My friend Chris, who just happens to be the General Manager of a Mercedes Benz dealership, found me a 2015 Mercedes GL350 diesel with Certified Pre-Owned Warranty. I wasn’t going to go back to Mercedes after all the reliability issues of the previous GL, but the CPO Warranty swayed me. See, it has something that’s worth a lot to me: an UNLIMITED MILEAGE Mercedes-Benz warranty. So whatever happens between now and August 2021 is on their dime, not mine.  We’ll probably accumulate 70-100k miles in that time.

Now, if switching tow vehicles in the middle of a trip seems like a hassle, try it in the middle of Alumapalooza. This deal would never have come off if not for the supreme efforts of Chris and Super Terry.
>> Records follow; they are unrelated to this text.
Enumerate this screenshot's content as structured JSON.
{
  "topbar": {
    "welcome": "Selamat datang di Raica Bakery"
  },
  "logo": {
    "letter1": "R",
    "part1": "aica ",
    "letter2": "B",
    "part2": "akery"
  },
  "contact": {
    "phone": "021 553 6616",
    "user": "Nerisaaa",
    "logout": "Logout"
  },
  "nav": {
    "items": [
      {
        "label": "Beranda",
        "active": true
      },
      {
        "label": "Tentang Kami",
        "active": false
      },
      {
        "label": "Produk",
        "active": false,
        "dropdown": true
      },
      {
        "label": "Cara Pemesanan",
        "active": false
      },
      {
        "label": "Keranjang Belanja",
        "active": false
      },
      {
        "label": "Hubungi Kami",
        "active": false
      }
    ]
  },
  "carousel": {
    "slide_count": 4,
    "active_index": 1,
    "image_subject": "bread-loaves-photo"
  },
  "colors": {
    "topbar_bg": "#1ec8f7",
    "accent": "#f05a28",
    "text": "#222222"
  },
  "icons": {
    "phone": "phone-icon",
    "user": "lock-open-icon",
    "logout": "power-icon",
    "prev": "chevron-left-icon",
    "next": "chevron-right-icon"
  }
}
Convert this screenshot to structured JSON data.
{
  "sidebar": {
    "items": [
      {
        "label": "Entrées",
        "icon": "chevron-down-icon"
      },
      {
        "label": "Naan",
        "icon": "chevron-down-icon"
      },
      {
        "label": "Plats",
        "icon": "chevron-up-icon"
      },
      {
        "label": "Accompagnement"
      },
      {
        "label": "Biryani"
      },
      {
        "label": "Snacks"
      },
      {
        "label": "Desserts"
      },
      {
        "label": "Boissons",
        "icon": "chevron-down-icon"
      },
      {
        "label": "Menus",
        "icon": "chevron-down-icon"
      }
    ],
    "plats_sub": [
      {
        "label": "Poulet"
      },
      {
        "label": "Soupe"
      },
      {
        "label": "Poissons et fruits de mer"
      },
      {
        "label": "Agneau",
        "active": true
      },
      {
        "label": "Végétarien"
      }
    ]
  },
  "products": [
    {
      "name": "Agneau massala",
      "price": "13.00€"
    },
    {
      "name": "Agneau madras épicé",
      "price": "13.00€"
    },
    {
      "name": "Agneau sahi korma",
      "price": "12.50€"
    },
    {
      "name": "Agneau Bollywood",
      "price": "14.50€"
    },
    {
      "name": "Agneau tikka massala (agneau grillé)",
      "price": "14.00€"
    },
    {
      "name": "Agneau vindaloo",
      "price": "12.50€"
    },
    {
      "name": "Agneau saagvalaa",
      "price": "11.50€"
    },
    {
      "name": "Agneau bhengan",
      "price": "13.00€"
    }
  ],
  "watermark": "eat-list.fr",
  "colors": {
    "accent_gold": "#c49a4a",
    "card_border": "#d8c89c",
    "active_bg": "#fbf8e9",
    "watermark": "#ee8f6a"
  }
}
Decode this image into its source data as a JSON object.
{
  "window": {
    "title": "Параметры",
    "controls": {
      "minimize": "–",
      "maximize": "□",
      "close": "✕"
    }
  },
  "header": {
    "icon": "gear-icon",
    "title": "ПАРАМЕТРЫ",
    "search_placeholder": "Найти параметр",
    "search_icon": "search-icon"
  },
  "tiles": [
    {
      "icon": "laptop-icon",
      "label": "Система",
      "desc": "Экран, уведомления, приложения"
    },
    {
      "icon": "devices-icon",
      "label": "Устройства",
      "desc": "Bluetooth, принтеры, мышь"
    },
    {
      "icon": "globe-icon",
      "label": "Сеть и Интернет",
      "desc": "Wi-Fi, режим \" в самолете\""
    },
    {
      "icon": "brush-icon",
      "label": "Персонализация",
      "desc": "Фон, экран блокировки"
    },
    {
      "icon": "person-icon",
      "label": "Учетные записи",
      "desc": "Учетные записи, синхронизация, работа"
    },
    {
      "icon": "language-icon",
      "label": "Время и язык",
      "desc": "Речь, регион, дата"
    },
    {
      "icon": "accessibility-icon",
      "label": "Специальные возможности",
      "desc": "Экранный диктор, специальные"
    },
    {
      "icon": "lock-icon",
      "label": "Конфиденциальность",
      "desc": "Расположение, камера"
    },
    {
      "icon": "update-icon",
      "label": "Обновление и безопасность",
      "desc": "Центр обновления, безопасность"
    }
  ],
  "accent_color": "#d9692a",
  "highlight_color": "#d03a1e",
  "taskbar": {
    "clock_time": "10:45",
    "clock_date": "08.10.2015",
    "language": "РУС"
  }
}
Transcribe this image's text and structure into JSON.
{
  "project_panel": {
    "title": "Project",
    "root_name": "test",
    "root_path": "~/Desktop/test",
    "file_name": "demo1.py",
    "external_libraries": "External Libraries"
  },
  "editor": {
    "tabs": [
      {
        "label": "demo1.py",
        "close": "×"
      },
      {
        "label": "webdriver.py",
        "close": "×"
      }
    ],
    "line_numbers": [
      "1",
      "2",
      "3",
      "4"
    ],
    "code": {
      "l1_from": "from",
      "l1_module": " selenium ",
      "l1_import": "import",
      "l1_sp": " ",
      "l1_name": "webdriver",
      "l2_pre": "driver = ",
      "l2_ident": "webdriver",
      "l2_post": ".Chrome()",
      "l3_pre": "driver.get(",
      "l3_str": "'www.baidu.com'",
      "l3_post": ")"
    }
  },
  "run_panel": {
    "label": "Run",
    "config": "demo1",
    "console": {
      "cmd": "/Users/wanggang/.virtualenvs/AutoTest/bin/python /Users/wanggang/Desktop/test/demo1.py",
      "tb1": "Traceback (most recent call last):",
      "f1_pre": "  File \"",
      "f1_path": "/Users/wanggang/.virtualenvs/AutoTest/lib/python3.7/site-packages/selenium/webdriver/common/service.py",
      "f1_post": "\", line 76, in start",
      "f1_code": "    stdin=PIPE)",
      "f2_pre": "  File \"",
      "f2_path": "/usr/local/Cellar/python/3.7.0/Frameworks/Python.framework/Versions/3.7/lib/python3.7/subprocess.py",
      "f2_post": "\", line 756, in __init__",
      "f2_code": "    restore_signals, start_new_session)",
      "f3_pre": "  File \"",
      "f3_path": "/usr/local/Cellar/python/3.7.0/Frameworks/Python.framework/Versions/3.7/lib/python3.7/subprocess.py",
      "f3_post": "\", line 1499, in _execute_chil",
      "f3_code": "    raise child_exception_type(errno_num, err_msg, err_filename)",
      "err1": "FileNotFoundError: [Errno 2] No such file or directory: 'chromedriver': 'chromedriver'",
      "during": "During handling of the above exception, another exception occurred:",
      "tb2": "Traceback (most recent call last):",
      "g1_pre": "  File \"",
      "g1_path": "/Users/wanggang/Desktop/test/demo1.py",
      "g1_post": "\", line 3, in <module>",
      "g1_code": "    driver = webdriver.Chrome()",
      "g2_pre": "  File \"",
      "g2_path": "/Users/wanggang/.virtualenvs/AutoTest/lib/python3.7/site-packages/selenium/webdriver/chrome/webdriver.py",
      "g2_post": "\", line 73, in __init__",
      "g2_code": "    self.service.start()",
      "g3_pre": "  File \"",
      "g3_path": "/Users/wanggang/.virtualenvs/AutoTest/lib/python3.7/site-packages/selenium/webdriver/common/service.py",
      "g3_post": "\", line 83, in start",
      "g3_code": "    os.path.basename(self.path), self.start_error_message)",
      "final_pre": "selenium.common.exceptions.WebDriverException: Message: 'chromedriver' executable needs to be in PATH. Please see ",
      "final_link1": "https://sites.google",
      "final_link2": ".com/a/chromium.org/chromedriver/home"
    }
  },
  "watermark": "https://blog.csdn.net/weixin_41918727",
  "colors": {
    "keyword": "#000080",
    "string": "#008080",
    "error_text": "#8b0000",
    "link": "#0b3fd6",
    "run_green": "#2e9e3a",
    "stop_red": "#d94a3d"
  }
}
Chris bought the car at a dealer auction, got it certified quickly, and arranged for a driver to bring it halfway from Pennsylvania.  Super Terry jumped in our old GL and drove four hours to meet the other driver, swapped cars and paperwork, then turned around and brought it back to Ohio. Both of those guys are heroes to me.

Switching from one GL to another simplified one aspect: we didn’t have to mess with hitch ball height or anything else. We just moved our stuff and installed a wireless brake controller. Bam! Done. Super Terry even installed the brake control module on the trailer for me.

[By the way, I’m now a fan of the Tekonsha Prodigy Wireless Brake Controller. It works well just like our previous Prodigy but without any wiring on the tow vehicle. You just plug the remote into a cigarette lighter outlet, which means I can move it from one vehicle to another in seconds and I won’t have to worry about the car’s computer deciding to shut it off because it got wet & grumpy.]

The new car has been great so far.  After Alumapalooza we towed over to Ohiopyle PA and I was shocked at how much better the 2015 drove compared to the 2009. A bit more power, much quieter, smoother acceleration, lighter steering, lots of interesting tech, etc. It’s really almost a decadent experience to be towing with it.

The Mercedes receiver hitch is considerably better in the 2015 than the 2009, so we’ve been able to just drop the Airstream on it without a problem but we do plan to get a reinforcement installed this summer, once we are settled in the northeast and have time to breathe. I plan to make this car work for its living, just like the last one, and I don’t ever want to have a hitch issue crop up.

Right now we’re stopped at the dealership to get a few minor niggles handled (nothing serious) and tomorrow we’ll be on our way north. I’ll backfill the blog over the next few days with posts about our 12 days in Jackson Center for Alumapalooza, and our stop in the lovely little town of Ohiopyle.